The lines below that include the word "face" are to be reported.
─── Recorded data
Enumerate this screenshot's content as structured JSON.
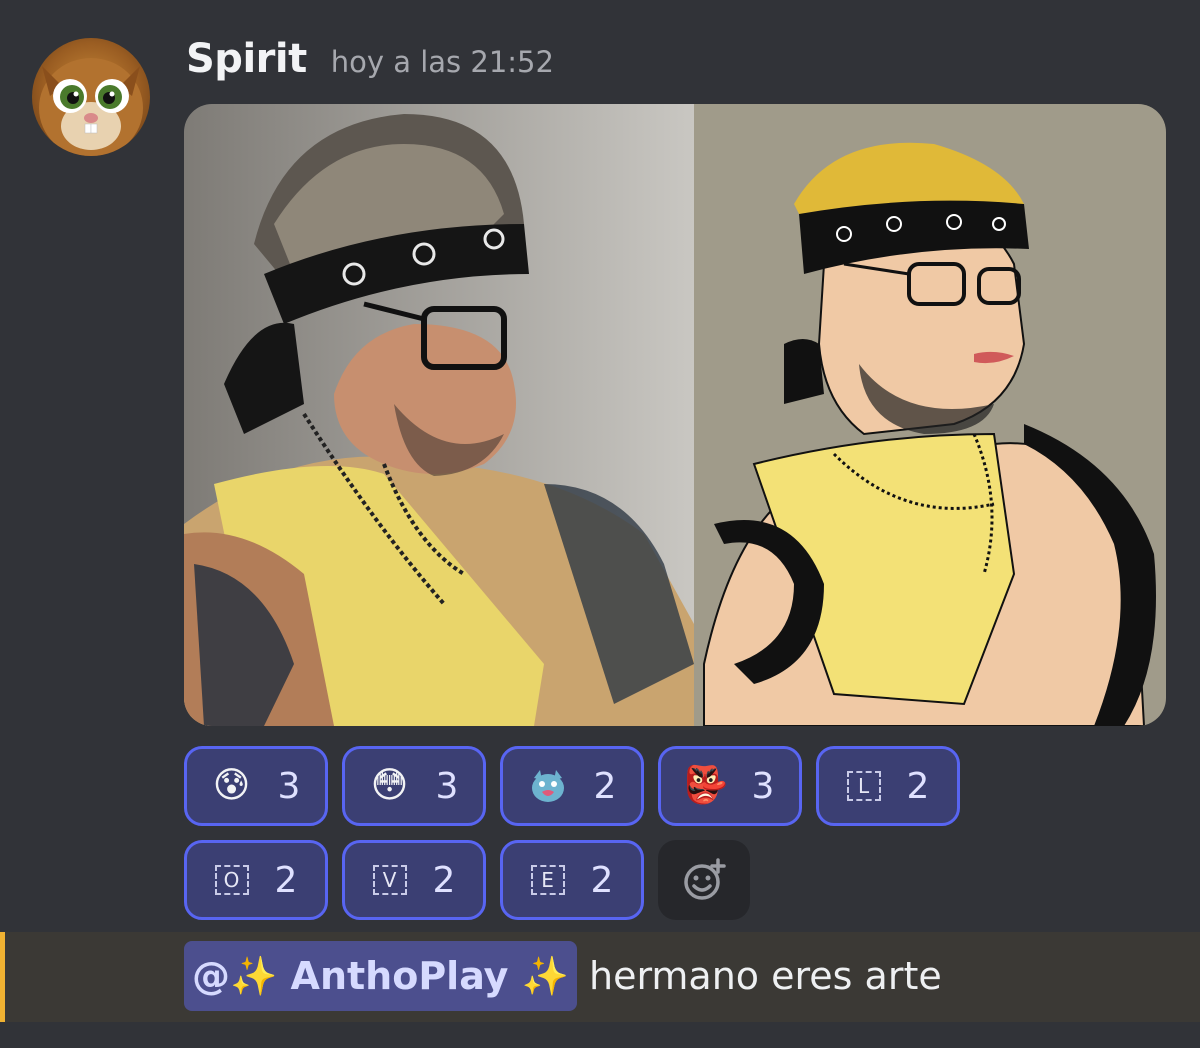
{
  "message": {
    "author": "Spirit",
    "timestamp": "hoy a las 21:52",
    "avatar_icon": "cartoon-cat-avatar",
    "attachment": {
      "left_panel": "photo",
      "right_panel": "drawing"
    }
  },
  "reactions": [
    {
      "emoji": "😰",
      "icon": "anxious-face-emoji",
      "count": "3"
    },
    {
      "emoji": "😳",
      "icon": "flushed-face-emoji",
      "count": "3"
    },
    {
      "emoji": "",
      "icon": "custom-cat-heart-emoji",
      "count": "2"
    },
    {
      "emoji": "👺",
      "icon": "goblin-mask-emoji",
      "count": "3"
    },
    {
      "emoji": "L",
      "icon": "letter-l-emoji",
      "count": "2"
    },
    {
      "emoji": "O",
      "icon": "letter-o-emoji",
      "count": "2"
    },
    {
      "emoji": "V",
      "icon": "letter-v-emoji",
      "count": "2"
    },
    {
      "emoji": "E",
      "icon": "letter-e-emoji",
      "count": "2"
    }
  ],
  "reply": {
    "mention": "@✨ AnthoPlay ✨",
    "text": "hermano eres arte"
  },
  "colors": {
    "background": "#313338",
    "reaction_border": "#5865f2",
    "reaction_bg": "#3b3f73",
    "mention_bg": "#4c4f8e",
    "highlight_bar": "#f0b232"
  }
}
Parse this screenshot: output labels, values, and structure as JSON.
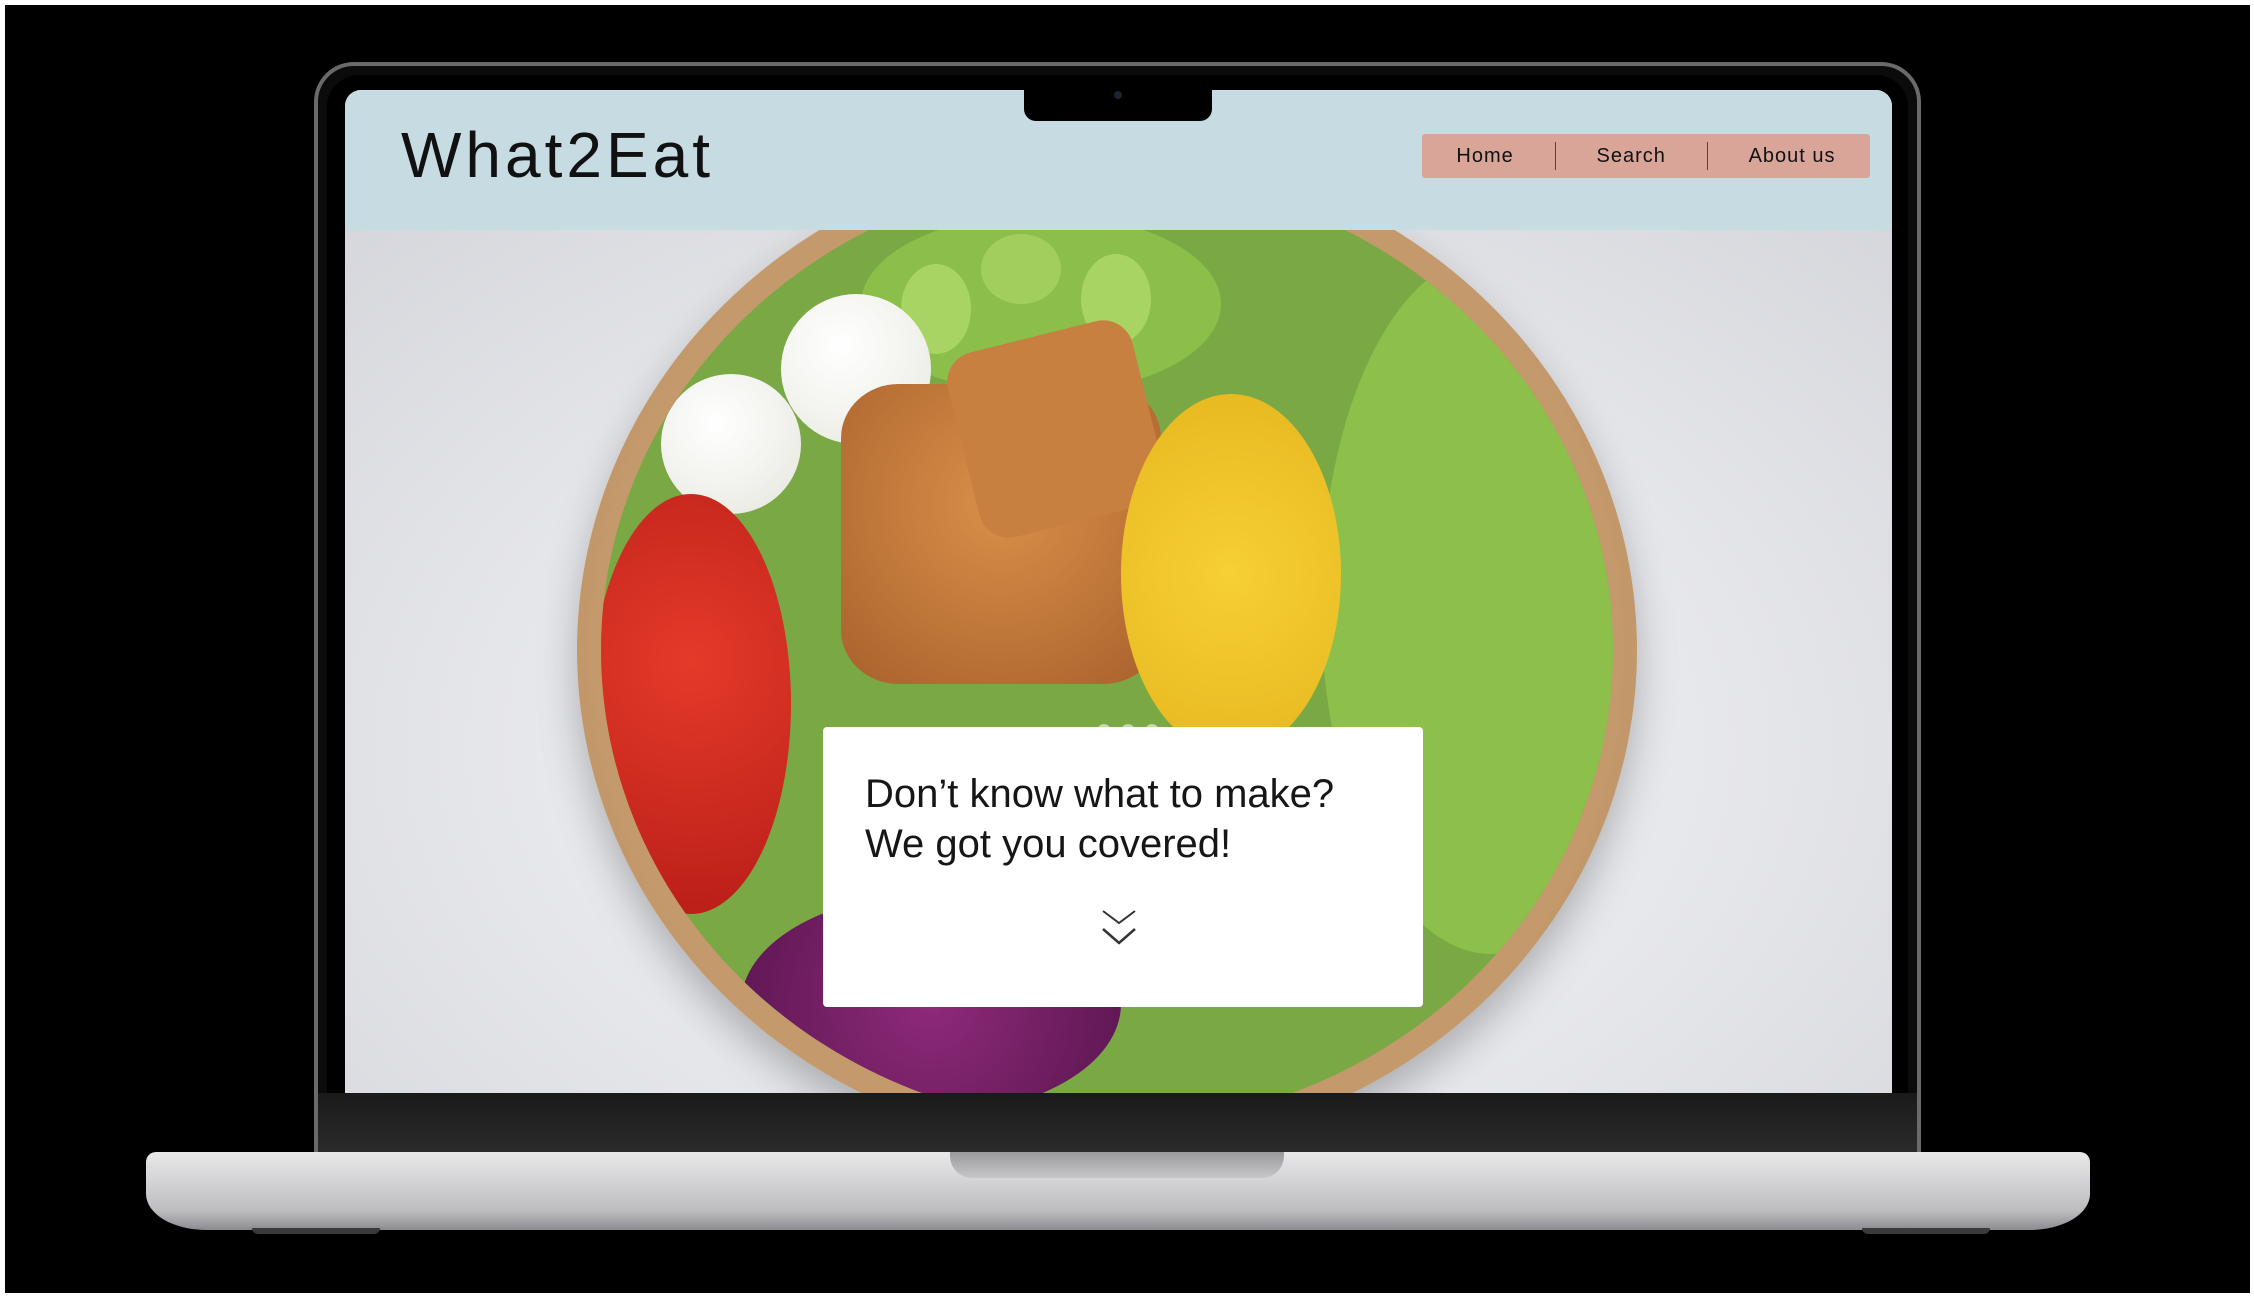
{
  "site": {
    "logo": "What2Eat",
    "nav": [
      {
        "label": "Home"
      },
      {
        "label": "Search"
      },
      {
        "label": "About us"
      }
    ]
  },
  "hero": {
    "tagline_line1": "Don’t know what to make?",
    "tagline_line2": "We got you covered!",
    "scroll_icon": "double-chevron-down-icon",
    "carousel_dots": 3
  },
  "colors": {
    "header_bg": "#c7dbe2",
    "nav_bg": "#d9a598",
    "card_bg": "#ffffff",
    "backdrop": "#000000"
  }
}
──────
## Written answer
      "icon": "anxious-face-emoji",
      "icon": "flushed-face-emoji",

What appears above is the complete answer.